Provided data section start

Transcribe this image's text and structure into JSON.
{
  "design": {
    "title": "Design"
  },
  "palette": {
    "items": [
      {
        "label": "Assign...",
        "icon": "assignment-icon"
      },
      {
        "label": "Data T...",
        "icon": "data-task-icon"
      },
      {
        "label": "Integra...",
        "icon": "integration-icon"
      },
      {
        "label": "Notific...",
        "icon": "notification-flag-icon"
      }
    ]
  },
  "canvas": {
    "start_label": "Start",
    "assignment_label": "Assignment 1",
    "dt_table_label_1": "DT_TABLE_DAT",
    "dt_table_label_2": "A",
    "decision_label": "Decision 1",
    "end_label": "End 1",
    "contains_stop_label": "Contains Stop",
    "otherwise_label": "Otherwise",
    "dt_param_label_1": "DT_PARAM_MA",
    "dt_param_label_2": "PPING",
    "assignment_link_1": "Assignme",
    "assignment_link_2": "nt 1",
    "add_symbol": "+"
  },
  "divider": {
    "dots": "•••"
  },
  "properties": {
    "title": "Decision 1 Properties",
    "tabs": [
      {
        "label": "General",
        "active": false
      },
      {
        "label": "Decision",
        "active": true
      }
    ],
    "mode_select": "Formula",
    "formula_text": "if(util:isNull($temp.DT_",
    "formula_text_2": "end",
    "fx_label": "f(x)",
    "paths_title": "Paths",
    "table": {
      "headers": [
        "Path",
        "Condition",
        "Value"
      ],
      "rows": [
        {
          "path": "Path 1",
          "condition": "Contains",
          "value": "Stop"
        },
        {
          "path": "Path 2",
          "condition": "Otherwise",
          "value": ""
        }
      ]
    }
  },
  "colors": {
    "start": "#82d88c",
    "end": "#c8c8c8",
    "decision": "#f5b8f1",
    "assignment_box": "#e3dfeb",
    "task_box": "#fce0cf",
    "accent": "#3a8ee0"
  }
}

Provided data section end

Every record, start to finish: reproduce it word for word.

* Solution to the problem
Transcribe this image's text and structure into JSON.
{
  "design": {
    "title": "Design"
  },
  "palette": {
    "items": [
      {
        "label": "Assign...",
        "icon": "assignment-icon"
      },
      {
        "label": "Data T...",
        "icon": "data-task-icon"
      },
      {
        "label": "Integra...",
        "icon": "integration-icon"
      },
      {
        "label": "Notific...",
        "icon": "notification-flag-icon"
      }
    ]
  },
  "canvas": {
    "start_label": "Start",
    "assignment_label": "Assignment 1",
    "dt_table_label_1": "DT_TABLE_DAT",
    "dt_table_label_2": "A",
    "decision_label": "Decision 1",
    "end_label": "End 1",
    "contains_stop_label": "Contains Stop",
    "otherwise_label": "Otherwise",
    "dt_param_label_1": "DT_PARAM_MA",
    "dt_param_label_2": "PPING",
    "assignment_link_1": "Assignme",
    "assignment_link_2": "nt 1",
    "add_symbol": "+"
  },
  "divider": {
    "dots": "•••"
  },
  "properties": {
    "title": "Decision 1 Properties",
    "tabs": [
      {
        "label": "General",
        "active": false
      },
      {
        "label": "Decision",
        "active": true
      }
    ],
    "mode_select": "Formula",
    "formula_text": "if(util:isNull($temp.DT_",
    "formula_text_2": "end",
    "fx_label": "f(x)",
    "paths_title": "Paths",
    "table": {
      "headers": [
        "Path",
        "Condition",
        "Value"
      ],
      "rows": [
        {
          "path": "Path 1",
          "condition": "Contains",
          "value": "Stop"
        },
        {
          "path": "Path 2",
          "condition": "Otherwise",
          "value": ""
        }
      ]
    }
  },
  "colors": {
    "start": "#82d88c",
    "end": "#c8c8c8",
    "decision": "#f5b8f1",
    "assignment_box": "#e3dfeb",
    "task_box": "#fce0cf",
    "accent": "#3a8ee0"
  }
}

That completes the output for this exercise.